■ **Task item**
Which lines of the entries below hold the word "JSON"? Report each of them.

===============

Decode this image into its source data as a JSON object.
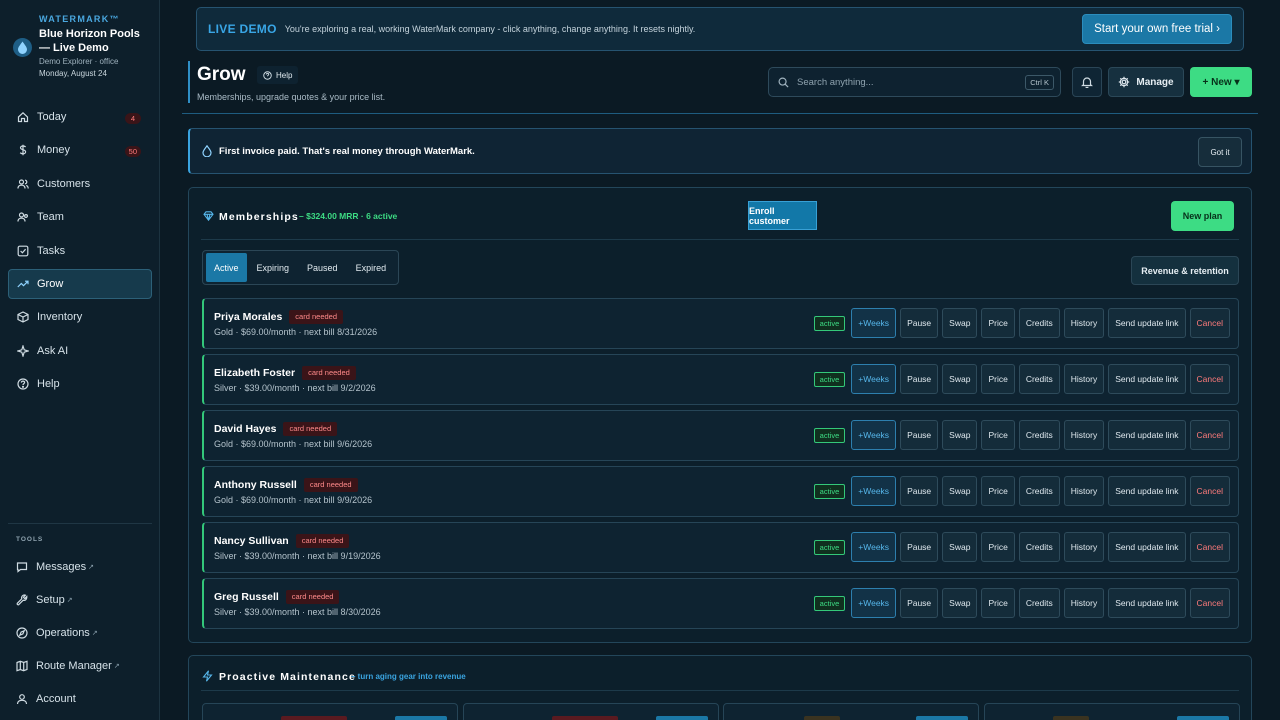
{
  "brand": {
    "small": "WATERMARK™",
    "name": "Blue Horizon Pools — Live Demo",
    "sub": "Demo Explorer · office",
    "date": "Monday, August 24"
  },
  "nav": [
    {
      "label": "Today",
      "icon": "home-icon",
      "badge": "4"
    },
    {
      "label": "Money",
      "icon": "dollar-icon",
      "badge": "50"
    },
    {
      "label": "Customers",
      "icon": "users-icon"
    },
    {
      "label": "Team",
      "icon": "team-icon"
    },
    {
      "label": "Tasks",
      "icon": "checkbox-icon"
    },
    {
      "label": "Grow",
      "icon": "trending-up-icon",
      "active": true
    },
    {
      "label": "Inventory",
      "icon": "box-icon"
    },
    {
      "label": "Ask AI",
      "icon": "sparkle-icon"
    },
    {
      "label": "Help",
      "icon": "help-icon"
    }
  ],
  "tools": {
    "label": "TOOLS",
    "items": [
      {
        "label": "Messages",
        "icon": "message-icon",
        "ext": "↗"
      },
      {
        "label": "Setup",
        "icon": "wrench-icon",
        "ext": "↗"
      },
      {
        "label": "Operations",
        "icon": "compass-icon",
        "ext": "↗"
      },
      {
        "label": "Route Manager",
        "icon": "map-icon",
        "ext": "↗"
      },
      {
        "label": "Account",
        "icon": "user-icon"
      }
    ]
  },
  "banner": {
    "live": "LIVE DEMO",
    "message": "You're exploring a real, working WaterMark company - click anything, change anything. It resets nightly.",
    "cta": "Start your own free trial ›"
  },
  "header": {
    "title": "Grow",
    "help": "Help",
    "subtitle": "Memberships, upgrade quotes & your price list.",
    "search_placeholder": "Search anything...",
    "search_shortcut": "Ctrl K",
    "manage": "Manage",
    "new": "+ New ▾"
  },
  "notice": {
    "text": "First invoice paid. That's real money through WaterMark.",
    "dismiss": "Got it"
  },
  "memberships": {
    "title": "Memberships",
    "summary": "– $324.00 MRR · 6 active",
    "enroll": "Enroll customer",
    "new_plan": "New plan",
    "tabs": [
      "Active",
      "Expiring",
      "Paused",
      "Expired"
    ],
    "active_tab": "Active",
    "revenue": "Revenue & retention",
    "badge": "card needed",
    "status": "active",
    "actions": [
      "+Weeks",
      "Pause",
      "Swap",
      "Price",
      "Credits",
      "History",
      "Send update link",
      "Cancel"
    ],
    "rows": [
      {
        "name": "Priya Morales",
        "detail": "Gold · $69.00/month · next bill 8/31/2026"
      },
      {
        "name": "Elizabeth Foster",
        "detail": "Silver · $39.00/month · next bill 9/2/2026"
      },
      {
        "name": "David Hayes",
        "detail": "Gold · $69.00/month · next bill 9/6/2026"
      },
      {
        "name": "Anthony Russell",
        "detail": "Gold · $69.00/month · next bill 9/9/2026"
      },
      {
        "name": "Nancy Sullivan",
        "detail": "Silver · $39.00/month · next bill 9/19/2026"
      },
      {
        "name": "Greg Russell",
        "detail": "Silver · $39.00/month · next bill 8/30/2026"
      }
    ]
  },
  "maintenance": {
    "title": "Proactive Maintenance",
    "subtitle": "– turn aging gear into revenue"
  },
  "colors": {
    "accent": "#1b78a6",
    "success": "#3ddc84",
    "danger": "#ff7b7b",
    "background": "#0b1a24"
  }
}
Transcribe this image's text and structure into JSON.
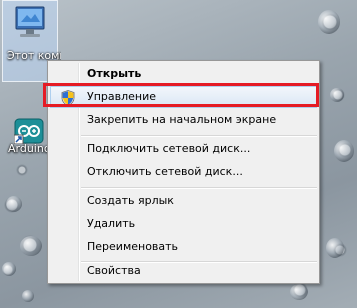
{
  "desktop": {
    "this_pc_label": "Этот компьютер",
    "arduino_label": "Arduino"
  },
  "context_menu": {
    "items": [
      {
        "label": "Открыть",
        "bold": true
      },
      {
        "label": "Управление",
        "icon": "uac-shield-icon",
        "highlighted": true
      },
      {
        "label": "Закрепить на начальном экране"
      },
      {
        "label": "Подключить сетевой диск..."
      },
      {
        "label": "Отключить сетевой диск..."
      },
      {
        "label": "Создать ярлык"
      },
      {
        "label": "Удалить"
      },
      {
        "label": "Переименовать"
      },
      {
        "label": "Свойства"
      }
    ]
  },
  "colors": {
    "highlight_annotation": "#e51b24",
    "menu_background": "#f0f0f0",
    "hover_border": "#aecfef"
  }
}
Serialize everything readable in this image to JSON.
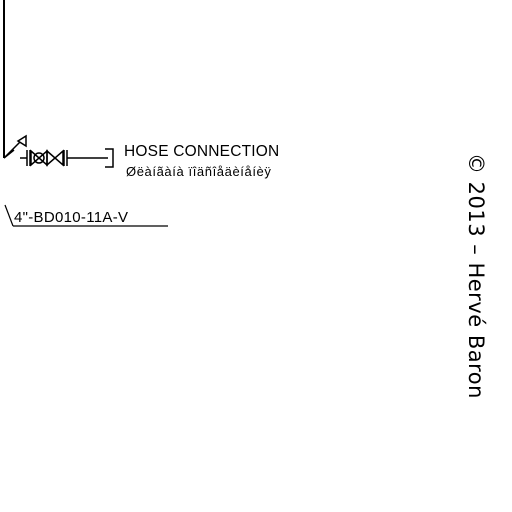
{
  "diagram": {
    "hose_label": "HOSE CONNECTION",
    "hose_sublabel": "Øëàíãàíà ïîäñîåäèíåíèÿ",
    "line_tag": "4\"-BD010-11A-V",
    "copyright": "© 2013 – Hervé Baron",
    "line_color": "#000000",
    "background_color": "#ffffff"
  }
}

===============

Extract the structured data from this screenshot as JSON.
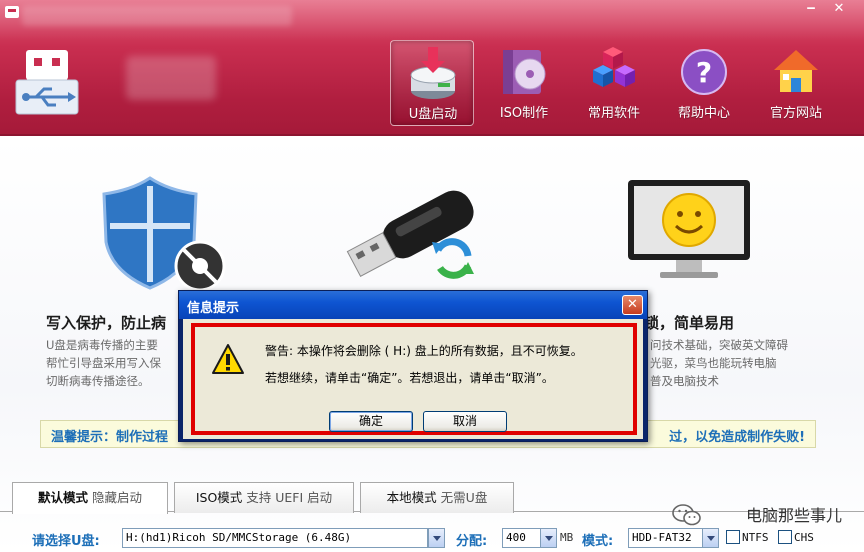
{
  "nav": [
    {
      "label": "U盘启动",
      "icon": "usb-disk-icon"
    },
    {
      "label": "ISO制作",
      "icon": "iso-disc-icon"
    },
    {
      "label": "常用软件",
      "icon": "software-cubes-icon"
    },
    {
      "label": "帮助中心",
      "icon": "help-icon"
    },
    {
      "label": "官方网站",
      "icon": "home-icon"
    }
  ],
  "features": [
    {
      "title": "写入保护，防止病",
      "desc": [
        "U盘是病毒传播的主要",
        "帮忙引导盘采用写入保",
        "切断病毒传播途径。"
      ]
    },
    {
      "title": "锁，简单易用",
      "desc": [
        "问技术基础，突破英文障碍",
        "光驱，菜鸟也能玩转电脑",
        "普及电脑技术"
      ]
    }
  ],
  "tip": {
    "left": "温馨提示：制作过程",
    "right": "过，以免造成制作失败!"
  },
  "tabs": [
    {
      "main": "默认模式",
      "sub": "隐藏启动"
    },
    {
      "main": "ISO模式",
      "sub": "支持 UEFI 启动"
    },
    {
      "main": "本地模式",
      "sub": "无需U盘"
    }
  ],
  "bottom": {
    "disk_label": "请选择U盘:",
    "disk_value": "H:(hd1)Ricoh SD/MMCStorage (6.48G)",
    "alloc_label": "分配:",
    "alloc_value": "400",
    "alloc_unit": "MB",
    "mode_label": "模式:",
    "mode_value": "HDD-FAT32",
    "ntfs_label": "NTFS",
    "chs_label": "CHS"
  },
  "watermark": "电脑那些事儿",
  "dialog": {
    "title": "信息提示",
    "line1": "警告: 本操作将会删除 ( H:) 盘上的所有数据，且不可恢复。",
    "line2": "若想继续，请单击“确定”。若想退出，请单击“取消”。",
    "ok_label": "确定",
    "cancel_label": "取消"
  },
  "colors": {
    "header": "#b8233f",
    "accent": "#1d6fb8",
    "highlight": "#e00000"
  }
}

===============

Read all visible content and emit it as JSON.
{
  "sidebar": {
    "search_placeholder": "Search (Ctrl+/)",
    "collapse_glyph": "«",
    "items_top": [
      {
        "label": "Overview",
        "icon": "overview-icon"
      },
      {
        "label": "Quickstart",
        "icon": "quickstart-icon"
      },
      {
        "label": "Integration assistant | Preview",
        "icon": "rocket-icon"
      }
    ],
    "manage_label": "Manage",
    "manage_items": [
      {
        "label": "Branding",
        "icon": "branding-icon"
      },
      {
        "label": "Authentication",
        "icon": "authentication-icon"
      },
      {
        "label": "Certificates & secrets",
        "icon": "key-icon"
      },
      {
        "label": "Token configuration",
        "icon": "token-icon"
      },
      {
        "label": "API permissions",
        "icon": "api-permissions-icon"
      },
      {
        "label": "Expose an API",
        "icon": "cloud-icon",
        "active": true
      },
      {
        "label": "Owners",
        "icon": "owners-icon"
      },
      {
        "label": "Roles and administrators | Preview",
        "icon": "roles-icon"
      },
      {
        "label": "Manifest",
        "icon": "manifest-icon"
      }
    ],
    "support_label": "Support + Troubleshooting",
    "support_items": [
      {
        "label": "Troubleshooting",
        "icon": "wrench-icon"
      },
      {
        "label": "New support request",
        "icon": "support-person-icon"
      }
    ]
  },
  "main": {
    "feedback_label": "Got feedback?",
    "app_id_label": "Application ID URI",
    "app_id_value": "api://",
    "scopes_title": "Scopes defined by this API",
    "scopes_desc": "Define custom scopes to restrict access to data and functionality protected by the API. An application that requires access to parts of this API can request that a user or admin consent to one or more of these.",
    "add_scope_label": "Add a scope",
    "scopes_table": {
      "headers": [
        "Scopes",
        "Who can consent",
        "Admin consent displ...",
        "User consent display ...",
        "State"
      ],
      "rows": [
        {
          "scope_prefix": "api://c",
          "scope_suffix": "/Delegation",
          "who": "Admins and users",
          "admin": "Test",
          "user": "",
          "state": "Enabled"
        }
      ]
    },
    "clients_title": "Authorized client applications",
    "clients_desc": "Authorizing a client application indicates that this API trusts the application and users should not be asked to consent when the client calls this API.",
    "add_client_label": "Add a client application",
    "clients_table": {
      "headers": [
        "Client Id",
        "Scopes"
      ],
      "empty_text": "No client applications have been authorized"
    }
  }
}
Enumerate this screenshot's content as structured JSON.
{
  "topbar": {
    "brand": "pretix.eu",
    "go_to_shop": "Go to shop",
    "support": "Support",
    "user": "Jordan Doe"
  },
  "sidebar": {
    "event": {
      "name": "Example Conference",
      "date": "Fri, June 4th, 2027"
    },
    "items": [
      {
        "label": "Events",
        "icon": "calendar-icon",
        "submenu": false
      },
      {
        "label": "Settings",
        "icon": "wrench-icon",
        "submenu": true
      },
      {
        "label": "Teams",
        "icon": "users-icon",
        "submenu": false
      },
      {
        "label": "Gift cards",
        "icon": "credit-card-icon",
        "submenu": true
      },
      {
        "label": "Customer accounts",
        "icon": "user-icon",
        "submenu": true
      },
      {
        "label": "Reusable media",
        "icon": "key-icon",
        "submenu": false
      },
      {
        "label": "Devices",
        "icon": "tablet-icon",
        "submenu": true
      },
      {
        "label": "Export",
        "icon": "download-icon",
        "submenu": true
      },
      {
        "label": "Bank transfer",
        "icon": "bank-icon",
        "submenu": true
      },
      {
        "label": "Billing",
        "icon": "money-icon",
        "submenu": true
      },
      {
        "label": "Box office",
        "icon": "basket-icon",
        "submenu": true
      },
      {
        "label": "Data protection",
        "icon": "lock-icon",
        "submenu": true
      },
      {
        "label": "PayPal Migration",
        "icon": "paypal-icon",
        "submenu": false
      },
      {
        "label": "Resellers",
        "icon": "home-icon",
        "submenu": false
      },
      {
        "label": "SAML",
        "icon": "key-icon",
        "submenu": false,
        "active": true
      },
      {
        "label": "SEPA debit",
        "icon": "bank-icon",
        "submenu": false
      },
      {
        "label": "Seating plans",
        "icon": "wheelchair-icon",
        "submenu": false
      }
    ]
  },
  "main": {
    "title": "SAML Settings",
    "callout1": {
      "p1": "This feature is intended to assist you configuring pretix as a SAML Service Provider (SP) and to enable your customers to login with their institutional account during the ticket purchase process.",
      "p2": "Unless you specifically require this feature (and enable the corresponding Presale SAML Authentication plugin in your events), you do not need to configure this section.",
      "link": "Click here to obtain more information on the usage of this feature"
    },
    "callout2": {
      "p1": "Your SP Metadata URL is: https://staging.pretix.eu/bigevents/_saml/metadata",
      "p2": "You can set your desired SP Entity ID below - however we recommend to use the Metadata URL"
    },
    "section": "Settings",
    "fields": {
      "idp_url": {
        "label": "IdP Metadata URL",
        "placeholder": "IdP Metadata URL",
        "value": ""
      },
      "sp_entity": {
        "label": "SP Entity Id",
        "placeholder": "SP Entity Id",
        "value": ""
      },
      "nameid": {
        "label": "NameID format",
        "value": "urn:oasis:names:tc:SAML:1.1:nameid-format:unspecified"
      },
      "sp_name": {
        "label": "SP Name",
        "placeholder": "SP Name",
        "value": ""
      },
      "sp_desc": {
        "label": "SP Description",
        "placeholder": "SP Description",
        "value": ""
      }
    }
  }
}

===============

■ **Solution to the exercise**
Decode this image into its source data as a JSON object.
Transcribe this image's text and structure into JSON.
Serialize everything readable in this image to JSON.
Extract the structured data from this screenshot as JSON.
Read all visible content and emit it as JSON.
Enumerate this screenshot's content as structured JSON.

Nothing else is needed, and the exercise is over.